We all seem to be in a rush these days. You can purchase just about any dish in an instant version – from cakes, breads, and puddings to mashed potatoes, soups, and grits. With busy weekdays and an even busier pace of life, we don't necessarily have time to cook breakfast the way that the American pioneers – like Laura Ingalls Wilder – would have prepared it. But, as we hear from the Kitchn, slow-cooking oatmeal is the one dish we should make an exception for.
Back in the day, folks would use steel-cut oats and plenty of water over low heat to let their oatmeal simmer slowly. According to the original source for this silky porridge tip, food historian Anne Mendelson, this process allows the oats' starch and fiber to fully dissolve into the water. The ratio of oats to water seems a bit shocking for those of us used to preparing quick oats, but the amount that Mendelson recommends is 2 tablespoons of steel-cut oats to 2 cups of water. That's it!
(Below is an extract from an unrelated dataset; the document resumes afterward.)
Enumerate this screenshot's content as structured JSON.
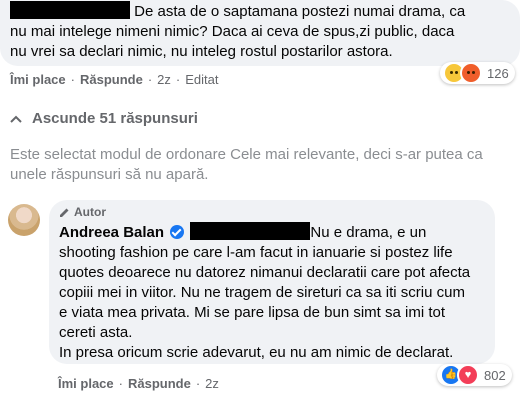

With a longer cook time, the oats can as much as double in size with the absorbed water, creating a rich, silky porridge-like oatmeal for breakfast. And, using steel-cut oats is crucial to this recipe. Other varieties, like rolled oats, won't absorb the water correctly and you'll end up with a watery, chunky breakfast mess. And, be sure to keep an eye on your oats as they're cooking. If you see them sticking to the pot, add a little more water so that each grain can live up to its fullest potential. Needless to say, this recipe is certainly not for the instant folks.
Just as we'd imagine Laura Ingalls Wilder stirring a pot of these slow-cooked oats on her stove on the prairie, this recipe takes time and care – as any great Southern recipe does. It may not be a recipe that you're prepared to break out before school starts on a Wednesday morning, but it is certainly a recipe we'd like to bookmark when the chilly winter Saturdays roll around and we've got all of our loved ones around the brunch table.
It's well-worth taking the time to sample what we know would have been Laura's favorite dish. Add a little butter or salt, break out your (real!) maple syrup, and serve this thick, hearty oatmeal recipe up to hungry bellies for rave reviews.